- _Task to carry out_: Among the records below, how many lines contain the word "SampleScene"? The answer is a single number.

=== Section Start ===

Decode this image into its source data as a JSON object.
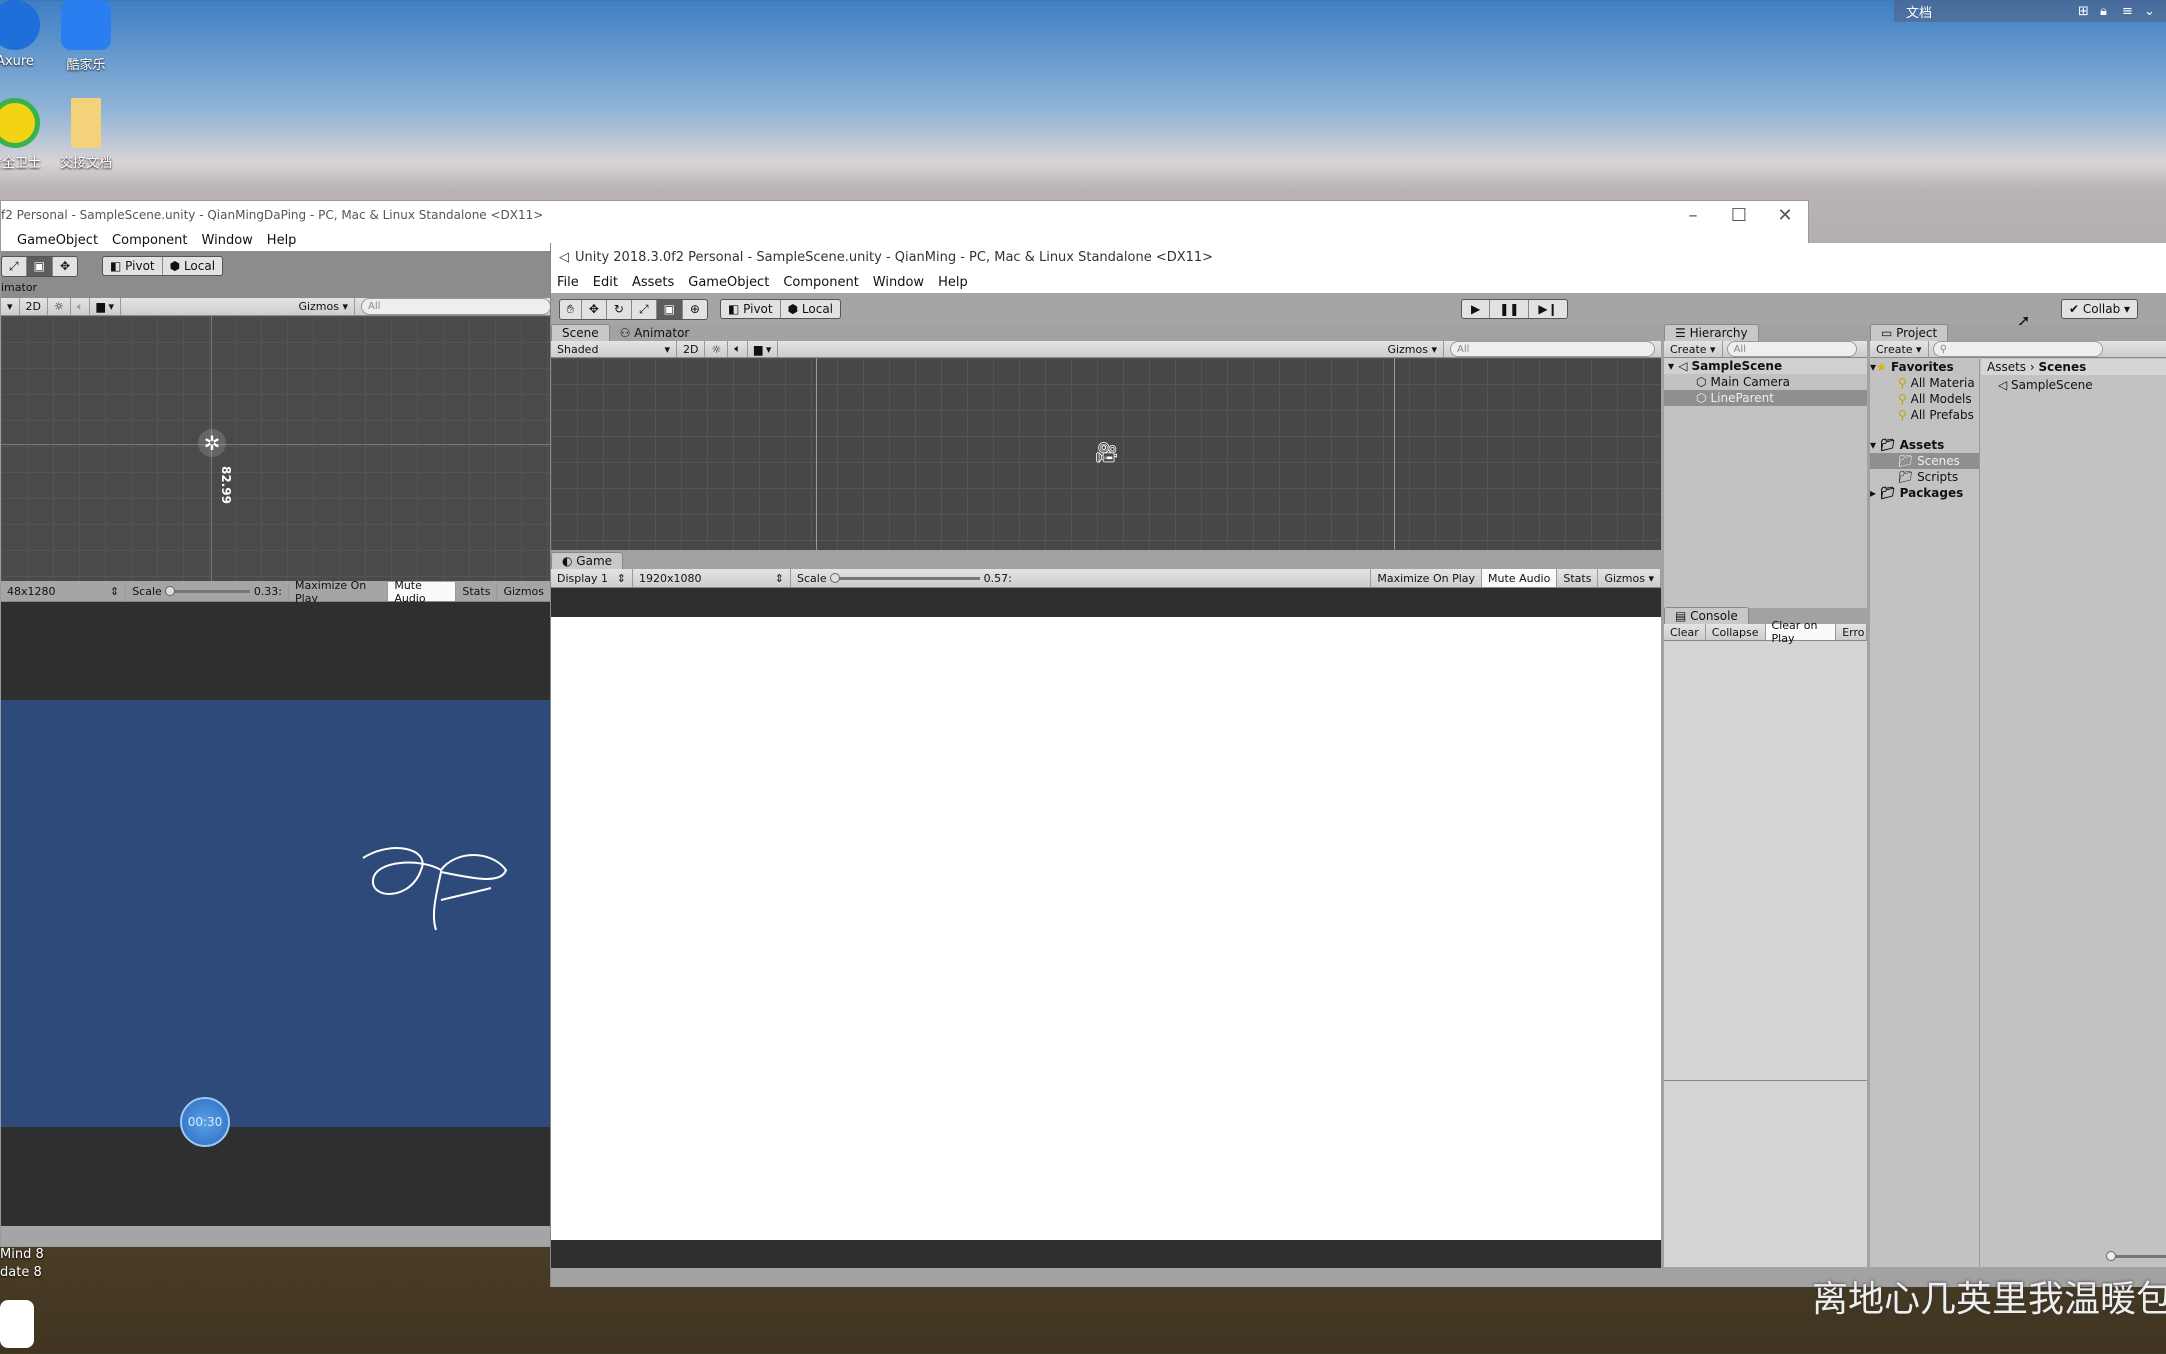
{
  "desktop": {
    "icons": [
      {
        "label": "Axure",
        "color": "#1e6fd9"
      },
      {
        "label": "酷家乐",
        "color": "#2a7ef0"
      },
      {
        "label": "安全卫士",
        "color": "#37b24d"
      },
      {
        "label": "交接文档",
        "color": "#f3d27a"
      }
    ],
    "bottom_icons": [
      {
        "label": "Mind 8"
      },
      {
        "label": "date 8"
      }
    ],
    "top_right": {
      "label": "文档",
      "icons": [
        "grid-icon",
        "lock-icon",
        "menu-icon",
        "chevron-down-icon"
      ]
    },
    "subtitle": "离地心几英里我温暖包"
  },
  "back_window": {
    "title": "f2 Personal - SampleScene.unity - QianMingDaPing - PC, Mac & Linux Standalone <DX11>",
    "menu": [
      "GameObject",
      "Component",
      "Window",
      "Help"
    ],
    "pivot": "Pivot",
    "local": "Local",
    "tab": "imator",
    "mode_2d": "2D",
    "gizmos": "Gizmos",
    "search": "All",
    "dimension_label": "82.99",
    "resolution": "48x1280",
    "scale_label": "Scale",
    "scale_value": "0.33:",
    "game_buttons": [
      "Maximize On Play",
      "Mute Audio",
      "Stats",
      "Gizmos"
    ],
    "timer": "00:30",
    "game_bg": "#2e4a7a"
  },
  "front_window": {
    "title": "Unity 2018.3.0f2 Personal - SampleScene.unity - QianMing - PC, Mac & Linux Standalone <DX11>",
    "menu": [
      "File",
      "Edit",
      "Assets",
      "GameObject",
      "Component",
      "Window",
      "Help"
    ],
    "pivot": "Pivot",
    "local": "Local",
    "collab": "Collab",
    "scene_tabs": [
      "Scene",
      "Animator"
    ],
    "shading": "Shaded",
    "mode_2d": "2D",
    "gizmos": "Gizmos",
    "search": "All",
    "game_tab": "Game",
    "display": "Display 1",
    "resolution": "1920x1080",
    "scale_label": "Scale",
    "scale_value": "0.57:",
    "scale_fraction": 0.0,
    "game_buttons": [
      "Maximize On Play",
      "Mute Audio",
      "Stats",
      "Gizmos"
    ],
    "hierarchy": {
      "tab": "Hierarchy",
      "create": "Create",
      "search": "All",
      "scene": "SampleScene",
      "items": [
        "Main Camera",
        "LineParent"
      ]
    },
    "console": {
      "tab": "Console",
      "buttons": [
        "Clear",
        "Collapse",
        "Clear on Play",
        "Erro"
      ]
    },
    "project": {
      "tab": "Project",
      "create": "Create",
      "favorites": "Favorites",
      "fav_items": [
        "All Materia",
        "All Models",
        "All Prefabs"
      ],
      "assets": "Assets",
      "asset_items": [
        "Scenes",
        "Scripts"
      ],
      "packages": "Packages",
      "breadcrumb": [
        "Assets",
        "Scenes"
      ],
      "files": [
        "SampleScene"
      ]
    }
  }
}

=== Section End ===
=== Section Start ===

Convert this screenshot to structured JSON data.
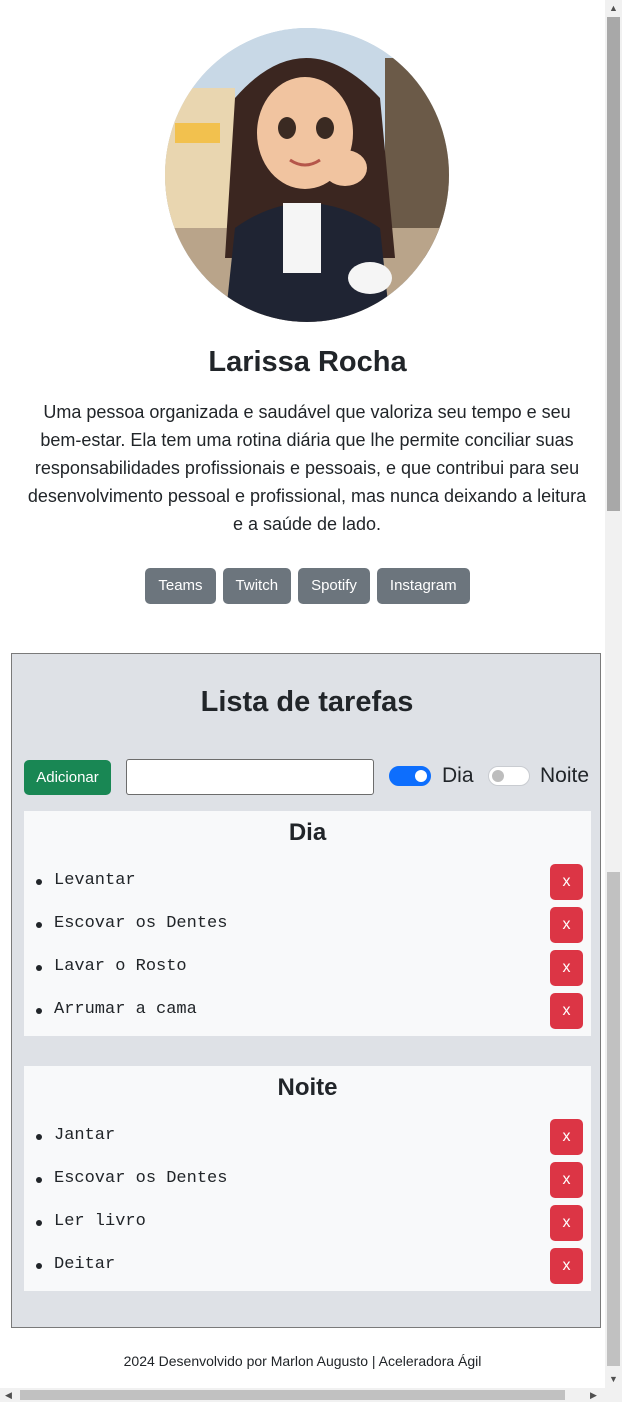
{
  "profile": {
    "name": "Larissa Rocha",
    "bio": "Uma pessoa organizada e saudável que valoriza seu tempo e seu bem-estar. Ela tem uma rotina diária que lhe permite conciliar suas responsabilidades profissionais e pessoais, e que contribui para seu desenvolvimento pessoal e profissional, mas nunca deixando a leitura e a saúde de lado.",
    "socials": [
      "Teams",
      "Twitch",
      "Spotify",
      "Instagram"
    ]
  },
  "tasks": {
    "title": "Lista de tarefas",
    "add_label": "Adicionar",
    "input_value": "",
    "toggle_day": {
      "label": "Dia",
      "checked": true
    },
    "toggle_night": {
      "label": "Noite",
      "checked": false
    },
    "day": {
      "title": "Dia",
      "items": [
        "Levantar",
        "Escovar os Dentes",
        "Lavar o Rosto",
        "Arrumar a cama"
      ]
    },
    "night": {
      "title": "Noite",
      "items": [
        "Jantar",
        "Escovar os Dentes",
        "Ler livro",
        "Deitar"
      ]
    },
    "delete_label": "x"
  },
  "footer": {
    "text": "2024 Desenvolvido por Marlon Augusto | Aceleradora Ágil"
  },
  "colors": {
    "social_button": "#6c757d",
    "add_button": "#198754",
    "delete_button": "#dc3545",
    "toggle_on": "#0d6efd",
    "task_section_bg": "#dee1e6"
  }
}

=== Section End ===

- _Written answer_: 4